In recent years, it seem that we have drifted away from a set of professional standards and into the realm of the "eclectic, fashionable, stylish." This is a trend that seems to parallel the over-production of PhD graduates and the shrinking and transformation of the academic market place -- especially for anthropologists which began in the 1980 and continued. It has severed the tentative academic/applied connection where the former generated theory that the latter might test in practice. It also served to drive some of us out of academia into the real world.

Standardization and the process of helping to create (discover) best practices is a rich area for applied anthropology and applied anthropologists. Program evaluation, which is applied research, was, for me, a very profitable career path during the early stage of my own career development as a consultant and coach.

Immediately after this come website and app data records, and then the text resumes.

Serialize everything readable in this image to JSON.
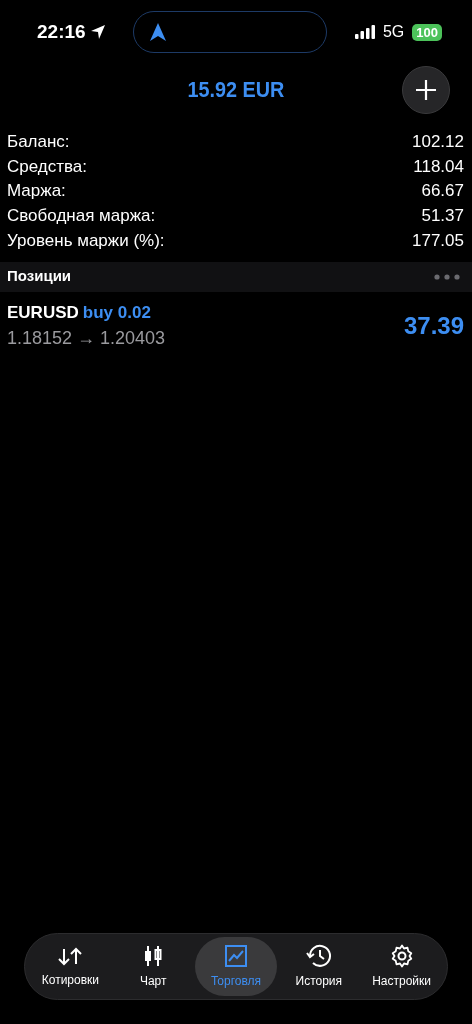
{
  "status_bar": {
    "time": "22:16",
    "network": "5G",
    "battery": "100"
  },
  "header": {
    "balance": "15.92 EUR"
  },
  "summary": [
    {
      "label": "Баланс:",
      "value": "102.12"
    },
    {
      "label": "Средства:",
      "value": "118.04"
    },
    {
      "label": "Маржа:",
      "value": "66.67"
    },
    {
      "label": "Свободная маржа:",
      "value": "51.37"
    },
    {
      "label": "Уровень маржи (%):",
      "value": "177.05"
    }
  ],
  "positions": {
    "title": "Позиции",
    "items": [
      {
        "symbol": "EURUSD",
        "side": "buy 0.02",
        "prices": "1.18152 → 1.20403",
        "profit": "37.39"
      }
    ]
  },
  "tab_bar": [
    {
      "kind": "quotes",
      "label": "Котировки",
      "selected": false
    },
    {
      "kind": "chart",
      "label": "Чарт",
      "selected": false
    },
    {
      "kind": "trade",
      "label": "Торговля",
      "selected": true
    },
    {
      "kind": "history",
      "label": "История",
      "selected": false
    },
    {
      "kind": "settings",
      "label": "Настройки",
      "selected": false
    }
  ]
}
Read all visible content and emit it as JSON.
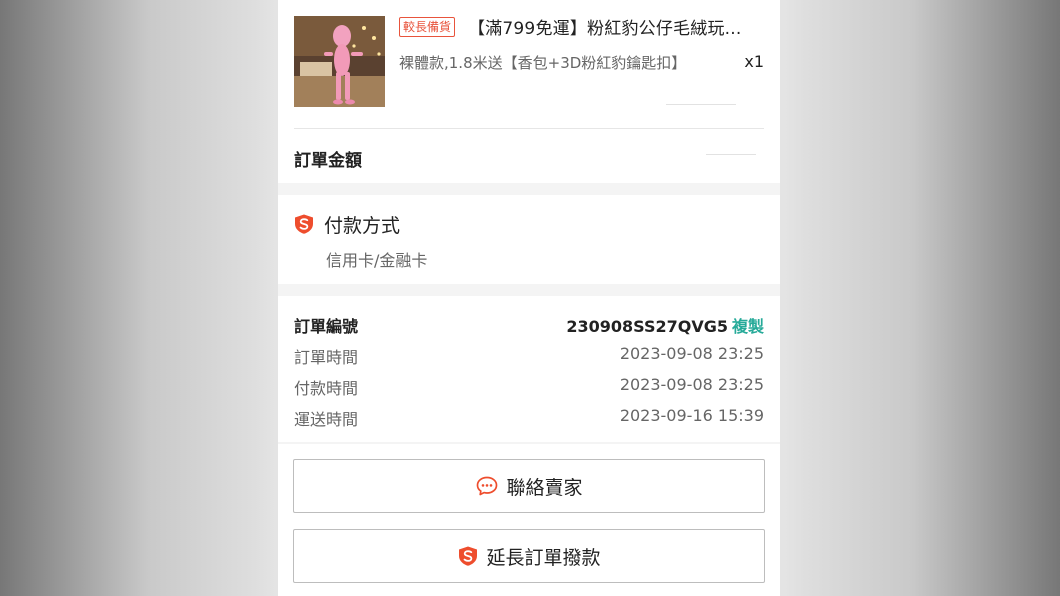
{
  "product": {
    "tag": "較長備貨",
    "title": "【滿799免運】粉紅豹公仔毛絨玩...",
    "variant": "裸體款,1.8米送【香包+3D粉紅豹鑰匙扣】",
    "quantity": "x1"
  },
  "order_total": {
    "label": "訂單金額"
  },
  "payment": {
    "title": "付款方式",
    "method": "信用卡/金融卡",
    "icon": "shield-s-icon"
  },
  "order_info": {
    "order_no_label": "訂單編號",
    "order_no": "230908SS27QVG5",
    "copy_label": "複製",
    "order_time_label": "訂單時間",
    "order_time": "2023-09-08 23:25",
    "pay_time_label": "付款時間",
    "pay_time": "2023-09-08 23:25",
    "ship_time_label": "運送時間",
    "ship_time": "2023-09-16 15:39"
  },
  "actions": {
    "contact_seller": "聯絡賣家",
    "extend_order": "延長訂單撥款"
  },
  "colors": {
    "accent_orange": "#ee4d2d",
    "teal": "#26aa99",
    "tag_red": "#e8543c"
  }
}
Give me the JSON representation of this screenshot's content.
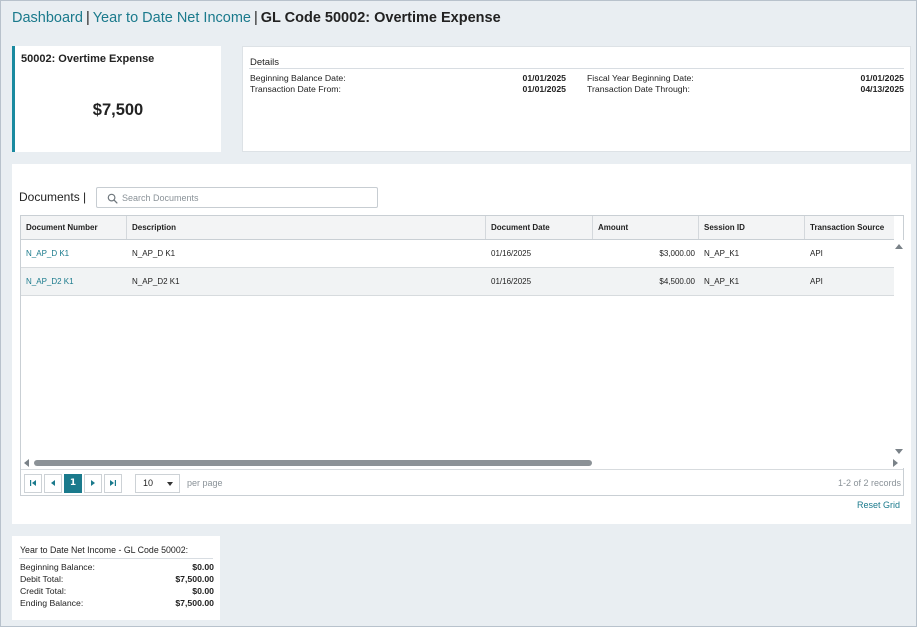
{
  "breadcrumb": {
    "items": [
      "Dashboard",
      "Year to Date Net Income"
    ],
    "separator": "|",
    "current": "GL Code 50002: Overtime Expense"
  },
  "summary": {
    "title": "50002: Overtime Expense",
    "value": "$7,500"
  },
  "details": {
    "title": "Details",
    "left": [
      {
        "label": "Beginning Balance Date:",
        "value": "01/01/2025"
      },
      {
        "label": "Transaction Date From:",
        "value": "01/01/2025"
      }
    ],
    "right": [
      {
        "label": "Fiscal Year Beginning Date:",
        "value": "01/01/2025"
      },
      {
        "label": "Transaction Date Through:",
        "value": "04/13/2025"
      }
    ]
  },
  "documents": {
    "label": "Documents |",
    "search_placeholder": "Search Documents",
    "columns": [
      "Document Number",
      "Description",
      "Document Date",
      "Amount",
      "Session ID",
      "Transaction Source"
    ],
    "rows": [
      {
        "document_number": "N_AP_D K1",
        "description": "N_AP_D K1",
        "document_date": "01/16/2025",
        "amount": "$3,000.00",
        "session_id": "N_AP_K1",
        "transaction_source": "API"
      },
      {
        "document_number": "N_AP_D2 K1",
        "description": "N_AP_D2 K1",
        "document_date": "01/16/2025",
        "amount": "$4,500.00",
        "session_id": "N_AP_K1",
        "transaction_source": "API"
      }
    ],
    "pager": {
      "current_page": "1",
      "page_size": "10",
      "per_page_label": "per page",
      "records_text": "1-2 of 2 records"
    },
    "reset_label": "Reset Grid"
  },
  "ytd": {
    "title": "Year to Date Net Income - GL Code 50002:",
    "rows": [
      {
        "label": "Beginning Balance:",
        "value": "$0.00"
      },
      {
        "label": "Debit Total:",
        "value": "$7,500.00"
      },
      {
        "label": "Credit Total:",
        "value": "$0.00"
      },
      {
        "label": "Ending Balance:",
        "value": "$7,500.00"
      }
    ]
  },
  "colors": {
    "accent": "#1a7a8c",
    "page_bg": "#e9eef2"
  }
}
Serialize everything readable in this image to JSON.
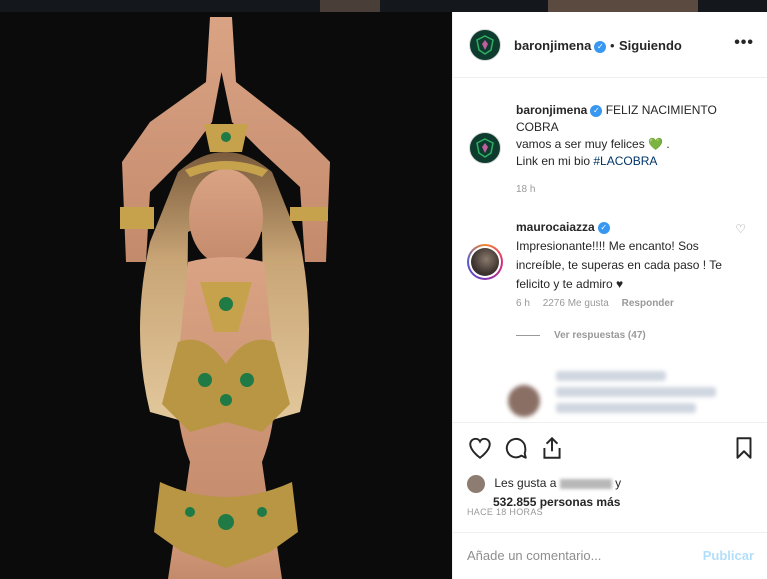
{
  "post": {
    "username": "baronjimena",
    "separator": "•",
    "following_label": "Siguiendo",
    "more_label": "•••"
  },
  "caption": {
    "username": "baronjimena",
    "line1": "FELIZ NACIMIENTO COBRA",
    "line2": "vamos a ser muy felices",
    "line2_emoji": "💚",
    "line2_end": " .",
    "line3": "Link en mi bio ",
    "hashtag": "#LACOBRA",
    "time": "18 h"
  },
  "comment": {
    "username": "maurocaiazza",
    "text": "Impresionante!!!! Me encanto! Sos increíble, te superas en cada paso ! Te felicito y te admiro ♥",
    "time": "6 h",
    "likes": "2276 Me gusta",
    "reply_label": "Responder",
    "view_replies": "Ver respuestas (47)"
  },
  "likes": {
    "prefix": "Les gusta a",
    "suffix": "y",
    "count": "532.855 personas más"
  },
  "time_label": "HACE 18 HORAS",
  "add_comment": {
    "placeholder": "Añade un comentario...",
    "publish_label": "Publicar"
  },
  "icons": {
    "heart": "heart-icon",
    "comment": "comment-icon",
    "share": "share-icon",
    "save": "bookmark-icon",
    "more": "more-options-icon",
    "verified": "verified-badge-icon"
  },
  "colors": {
    "verified_blue": "#3897f0",
    "hashtag": "#003569",
    "publish_disabled": "#b2dffc",
    "photo_bg": "#0b0b0b"
  }
}
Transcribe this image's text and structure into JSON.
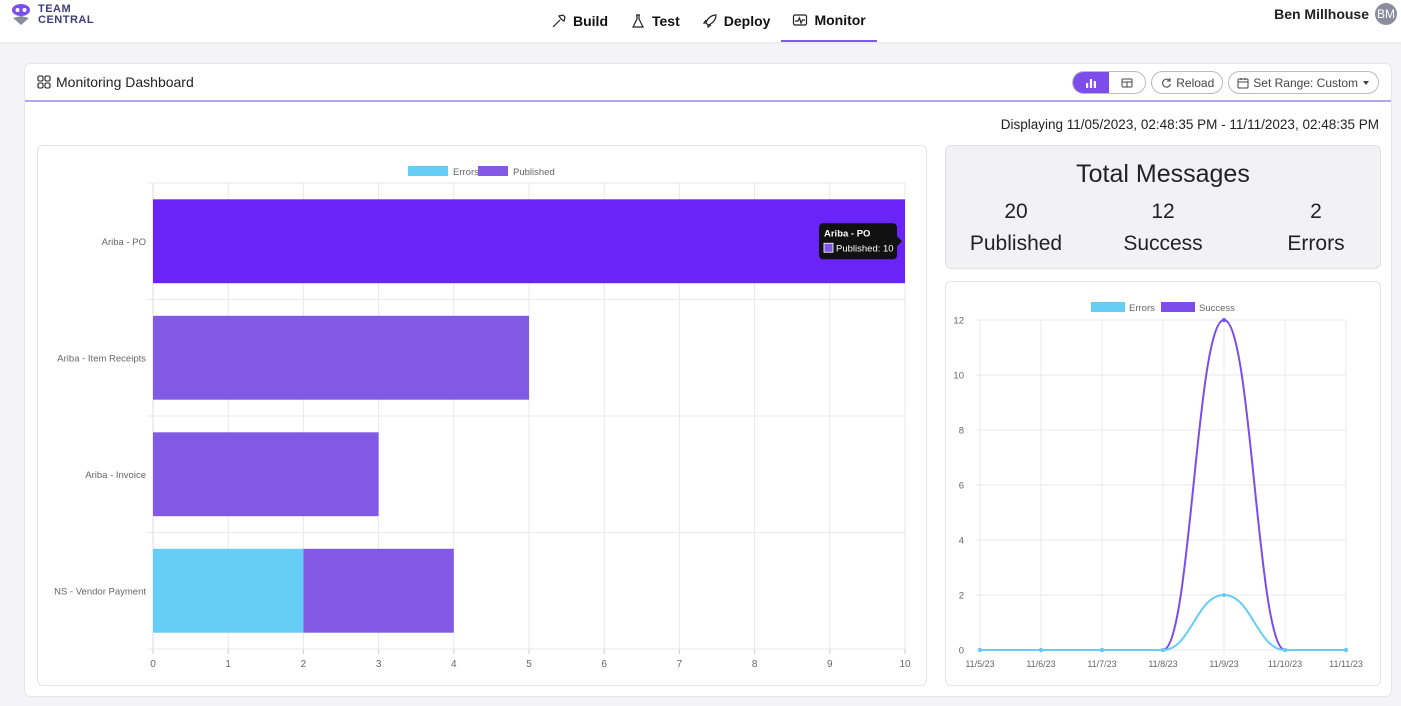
{
  "brand": {
    "line1": "TEAM",
    "line2": "CENTRAL"
  },
  "nav": [
    {
      "label": "Build",
      "icon": "hammer-icon"
    },
    {
      "label": "Test",
      "icon": "flask-icon"
    },
    {
      "label": "Deploy",
      "icon": "rocket-icon"
    },
    {
      "label": "Monitor",
      "icon": "monitor-icon",
      "active": true
    }
  ],
  "user": {
    "name": "Ben Millhouse",
    "initials": "BM"
  },
  "panel": {
    "title": "Monitoring Dashboard",
    "reload": "Reload",
    "range": "Set Range: Custom"
  },
  "range_text": "Displaying 11/05/2023, 02:48:35 PM - 11/11/2023, 02:48:35 PM",
  "totals": {
    "title": "Total Messages",
    "published": {
      "value": "20",
      "label": "Published"
    },
    "success": {
      "value": "12",
      "label": "Success"
    },
    "errors": {
      "value": "2",
      "label": "Errors"
    }
  },
  "colors": {
    "accent": "#7c4dea",
    "errors": "#66cdf7",
    "published": "#8159e4",
    "highlight": "#6a24f7",
    "success": "#7c4dea"
  },
  "chart_data": [
    {
      "type": "bar",
      "orientation": "horizontal",
      "stacked": true,
      "categories": [
        "Ariba - PO",
        "Ariba - Item Receipts",
        "Ariba - Invoice",
        "NS - Vendor Payment"
      ],
      "series": [
        {
          "name": "Errors",
          "values": [
            0,
            0,
            0,
            2
          ]
        },
        {
          "name": "Published",
          "values": [
            10,
            5,
            3,
            2
          ]
        }
      ],
      "xlim": [
        0,
        10
      ],
      "xticks": [
        0,
        1,
        2,
        3,
        4,
        5,
        6,
        7,
        8,
        9,
        10
      ],
      "legend": "top",
      "grid": true,
      "tooltip": {
        "title": "Ariba - PO",
        "text": "Published: 10"
      }
    },
    {
      "type": "line",
      "x": [
        "11/5/23",
        "11/6/23",
        "11/7/23",
        "11/8/23",
        "11/9/23",
        "11/10/23",
        "11/11/23"
      ],
      "series": [
        {
          "name": "Errors",
          "values": [
            0,
            0,
            0,
            0,
            2,
            0,
            0
          ]
        },
        {
          "name": "Success",
          "values": [
            0,
            0,
            0,
            0,
            12,
            0,
            0
          ]
        }
      ],
      "ylim": [
        0,
        12
      ],
      "yticks": [
        0,
        2,
        4,
        6,
        8,
        10,
        12
      ],
      "legend": "top",
      "grid": true
    }
  ]
}
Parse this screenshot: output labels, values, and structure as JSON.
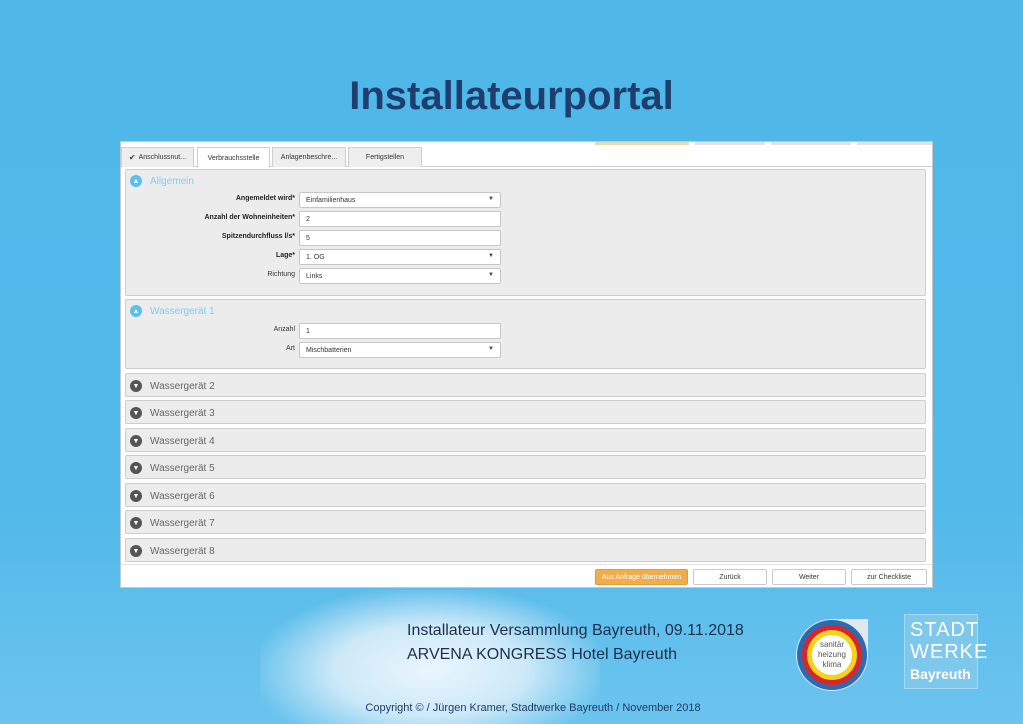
{
  "slide": {
    "title": "Installateurportal",
    "event_line1": "Installateur Versammlung Bayreuth, 09.11.2018",
    "event_line2": "ARVENA KONGRESS Hotel Bayreuth",
    "copyright": "Copyright © / Jürgen Kramer, Stadtwerke Bayreuth / November 2018"
  },
  "tabs": [
    {
      "label": "Anschlussnut...",
      "icon": "check-icon",
      "completed": true
    },
    {
      "label": "Verbrauchsstelle",
      "active": true
    },
    {
      "label": "Anlagenbeschre..."
    },
    {
      "label": "Fertigstellen"
    }
  ],
  "sections": {
    "allgemein": {
      "title": "Allgemein",
      "expanded": true,
      "fields": [
        {
          "label": "Angemeldet wird*",
          "value": "Einfamilienhaus",
          "type": "select",
          "required": true
        },
        {
          "label": "Anzahl der Wohneinheiten*",
          "value": "2",
          "type": "text",
          "required": true
        },
        {
          "label": "Spitzendurchfluss l/s*",
          "value": "5",
          "type": "text",
          "required": true
        },
        {
          "label": "Lage*",
          "value": "1. OG",
          "type": "select",
          "required": true
        },
        {
          "label": "Richtung",
          "value": "Links",
          "type": "select",
          "required": false
        }
      ]
    },
    "wassergeraet1": {
      "title": "Wassergerät 1",
      "expanded": true,
      "fields": [
        {
          "label": "Anzahl",
          "value": "1",
          "type": "text"
        },
        {
          "label": "Art",
          "value": "Mischbatterien",
          "type": "select"
        }
      ]
    },
    "collapsed": [
      {
        "title": "Wassergerät 2"
      },
      {
        "title": "Wassergerät 3"
      },
      {
        "title": "Wassergerät 4"
      },
      {
        "title": "Wassergerät 5"
      },
      {
        "title": "Wassergerät 6"
      },
      {
        "title": "Wassergerät 7"
      },
      {
        "title": "Wassergerät 8"
      }
    ]
  },
  "buttons": {
    "apply": "Aus Anfrage übernehmen",
    "back": "Zurück",
    "next": "Weiter",
    "checklist": "zur Checkliste"
  },
  "logos": {
    "shk": [
      "sanitär",
      "heizung",
      "klima"
    ],
    "stadtwerke": [
      "STADT",
      "WERKE",
      "Bayreuth"
    ]
  },
  "colors": {
    "background": "#52b9ea",
    "title": "#1e3f6e",
    "accent_orange": "#f0ad4e",
    "section_open": "#5bc0ef"
  }
}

The public wants to know, "What is valid and reliable,?" not novel. "What is predictable," not innovative. 
The majority do not want "new" as much as it wants to know "what works." Standardization makes answering the latter question a lot easier. The "New", and untested, is basic research, while "evaluation" and "standardization" are respectively -- engineering and auditing. The latter are the realm of the applied anthropologist.

In accounting and legal professions -- both applied practices serving a public need -- there are basic internal standards, e.g. "general accounting standards" and "code of professional ethics" It might be suggested that anthropology become more standardized in its methods and terminology when employed by or marketing to a non-anthropologically literate clientele. But this will require major input from the practitioner branch of the discipline and acceptance by the academic branch. 

Such standardization must apply across of the many contexts in which one finds ethnographic work being applied to solve practical problems. There is a similar dimension for the other sub disciplines such as archeology. If you are always looking back because you can't trust what you did in the past, then how can you convince the public that your advice help the client to make any real choices and progress affecting their future?